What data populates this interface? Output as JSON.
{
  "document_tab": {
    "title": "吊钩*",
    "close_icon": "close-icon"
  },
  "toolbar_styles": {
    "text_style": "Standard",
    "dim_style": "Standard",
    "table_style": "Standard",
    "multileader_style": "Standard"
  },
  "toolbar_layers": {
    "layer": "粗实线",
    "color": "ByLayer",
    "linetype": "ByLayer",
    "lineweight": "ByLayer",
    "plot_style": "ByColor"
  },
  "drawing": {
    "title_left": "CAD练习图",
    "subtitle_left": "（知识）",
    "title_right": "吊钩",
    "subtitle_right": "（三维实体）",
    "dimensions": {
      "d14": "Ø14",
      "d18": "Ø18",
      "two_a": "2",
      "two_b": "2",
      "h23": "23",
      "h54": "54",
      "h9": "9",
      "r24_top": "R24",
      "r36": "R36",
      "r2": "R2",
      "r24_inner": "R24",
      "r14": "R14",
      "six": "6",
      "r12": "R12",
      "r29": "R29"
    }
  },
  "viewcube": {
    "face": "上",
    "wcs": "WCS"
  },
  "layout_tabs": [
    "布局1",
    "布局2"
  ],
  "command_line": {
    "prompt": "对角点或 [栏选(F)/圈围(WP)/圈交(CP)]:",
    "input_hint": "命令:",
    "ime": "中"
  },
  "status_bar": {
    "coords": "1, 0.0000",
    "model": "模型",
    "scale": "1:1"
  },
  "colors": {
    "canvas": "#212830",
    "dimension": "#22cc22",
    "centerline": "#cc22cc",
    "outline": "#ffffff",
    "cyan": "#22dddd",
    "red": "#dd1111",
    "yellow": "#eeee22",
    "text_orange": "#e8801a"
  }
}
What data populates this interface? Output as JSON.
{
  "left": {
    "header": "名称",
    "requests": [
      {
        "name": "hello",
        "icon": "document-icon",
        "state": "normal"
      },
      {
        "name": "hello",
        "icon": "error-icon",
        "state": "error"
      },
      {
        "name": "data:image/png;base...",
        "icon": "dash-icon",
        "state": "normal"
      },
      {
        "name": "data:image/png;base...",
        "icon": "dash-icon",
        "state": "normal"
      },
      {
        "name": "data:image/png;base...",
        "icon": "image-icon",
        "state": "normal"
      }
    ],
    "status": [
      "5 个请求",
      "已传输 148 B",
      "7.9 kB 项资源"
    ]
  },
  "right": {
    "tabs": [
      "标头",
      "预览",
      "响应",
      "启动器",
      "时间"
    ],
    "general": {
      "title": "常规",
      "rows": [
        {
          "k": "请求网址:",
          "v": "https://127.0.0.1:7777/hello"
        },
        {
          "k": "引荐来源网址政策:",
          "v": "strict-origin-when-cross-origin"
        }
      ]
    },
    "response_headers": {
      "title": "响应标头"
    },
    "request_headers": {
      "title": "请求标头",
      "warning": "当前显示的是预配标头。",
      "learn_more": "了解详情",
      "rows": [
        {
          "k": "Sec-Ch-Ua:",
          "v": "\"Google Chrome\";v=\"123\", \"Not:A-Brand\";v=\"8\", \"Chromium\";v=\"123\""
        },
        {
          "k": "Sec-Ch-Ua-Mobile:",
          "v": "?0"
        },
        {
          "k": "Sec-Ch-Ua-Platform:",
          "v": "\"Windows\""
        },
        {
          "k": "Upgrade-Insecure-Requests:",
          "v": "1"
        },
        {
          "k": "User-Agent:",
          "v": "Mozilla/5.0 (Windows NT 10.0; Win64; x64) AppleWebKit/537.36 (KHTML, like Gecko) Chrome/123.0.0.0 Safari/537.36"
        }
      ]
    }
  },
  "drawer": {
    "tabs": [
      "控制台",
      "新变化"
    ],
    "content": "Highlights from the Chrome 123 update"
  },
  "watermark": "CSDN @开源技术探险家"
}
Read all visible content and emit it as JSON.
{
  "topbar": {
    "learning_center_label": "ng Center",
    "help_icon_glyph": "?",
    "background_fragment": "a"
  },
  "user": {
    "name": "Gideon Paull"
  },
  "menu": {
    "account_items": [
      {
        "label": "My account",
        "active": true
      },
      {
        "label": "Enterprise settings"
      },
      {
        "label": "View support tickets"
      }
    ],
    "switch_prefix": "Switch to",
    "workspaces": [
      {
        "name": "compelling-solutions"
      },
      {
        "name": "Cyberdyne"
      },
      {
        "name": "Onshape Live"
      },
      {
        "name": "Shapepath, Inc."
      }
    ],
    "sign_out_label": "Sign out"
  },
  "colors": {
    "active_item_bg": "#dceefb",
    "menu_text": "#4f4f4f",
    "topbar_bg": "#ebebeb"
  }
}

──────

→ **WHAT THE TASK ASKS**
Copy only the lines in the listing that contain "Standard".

→ **SOLUTION FOR THIS EXERCISE**
    "text_style": "Standard",
    "dim_style": "Standard",
    "table_style": "Standard",
    "multileader_style": "Standard"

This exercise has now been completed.